This week will have seen many students receive the results of their A levels and thus confirming what university places they will obtain. Now is the time to realise what the costs of further education will be and how those costs need to be paid.
These costs will not only be the tuition fees of up to £9,000 but also the living costs for three years of study.
It is an excellent way of Inheritance tax mitigation if grandparents can help pay towards their grand children’s expenses. The same would apply to parents dependant on affordability.
Previous generations would take a year off before starting their studies, not for a round the world trip to Australia, but to earn money in order to save for their future studies.
The government does provide loans to help cover student costs. It is important to know what the implications of these loans are as many are concerned that they will be building up debts of up to £70,000.
The loans do not have to be repaid until the April after their course finishes.
A further consideration is that it will also not be liable to repayment until the student is working and earning over £21,000 a year. Anything over this threshold will incur an interest payment of up to 3% over the inflation rate RPI to a maximum of 6% taken from their monthly salary.
This student debt will be written off after 30 years. Many will be concerned that this high level of debt will effect their credit rating and their ability to obtain a mortgage. As it is a government loan your credit rating will not be affected.
Obtaining a mortgage is based on your ability to repay the loan so student loan repayments are part of the equation between income and expenditure.
Providing your net income is sufficient then a mortgage offer need not be affected.
There are some students who on leaving university obtain highly paid employment.It would be in their interest to over pay the loan so that their liability is reduced earlier.
There are other options that are available to students.
Those that do not want to build up a debt might wish to consider a modern apprenticeship. It is not that long ago that those who wished to study for professions such as accountancy or law used to take articles during which they were employed but learnt their future profession whilst earning.
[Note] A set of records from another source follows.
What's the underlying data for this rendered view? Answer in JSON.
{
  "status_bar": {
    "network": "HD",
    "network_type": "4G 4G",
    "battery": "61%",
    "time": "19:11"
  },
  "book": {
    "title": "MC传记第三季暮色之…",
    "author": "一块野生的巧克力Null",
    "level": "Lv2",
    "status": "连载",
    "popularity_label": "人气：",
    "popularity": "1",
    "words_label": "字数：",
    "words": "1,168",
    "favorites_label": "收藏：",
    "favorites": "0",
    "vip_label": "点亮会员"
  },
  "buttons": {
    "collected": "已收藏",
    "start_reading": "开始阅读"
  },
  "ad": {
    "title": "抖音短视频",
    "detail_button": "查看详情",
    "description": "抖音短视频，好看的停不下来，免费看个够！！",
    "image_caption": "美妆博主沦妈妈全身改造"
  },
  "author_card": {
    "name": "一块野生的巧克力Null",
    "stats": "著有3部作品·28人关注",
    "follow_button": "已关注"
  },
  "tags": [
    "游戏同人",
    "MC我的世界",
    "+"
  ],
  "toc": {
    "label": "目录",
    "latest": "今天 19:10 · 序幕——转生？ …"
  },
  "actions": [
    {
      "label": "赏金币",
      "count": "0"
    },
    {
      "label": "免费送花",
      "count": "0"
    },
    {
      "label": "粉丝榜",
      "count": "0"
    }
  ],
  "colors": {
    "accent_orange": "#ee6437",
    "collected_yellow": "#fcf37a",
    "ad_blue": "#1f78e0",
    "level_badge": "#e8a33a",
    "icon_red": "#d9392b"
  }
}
Many other large companies are now offering this choice.
More advice from Kevin:
Investing a £1 coin when it entered circulation in 1983 could have seen its real value grow more than tenfold, according to an investment firm.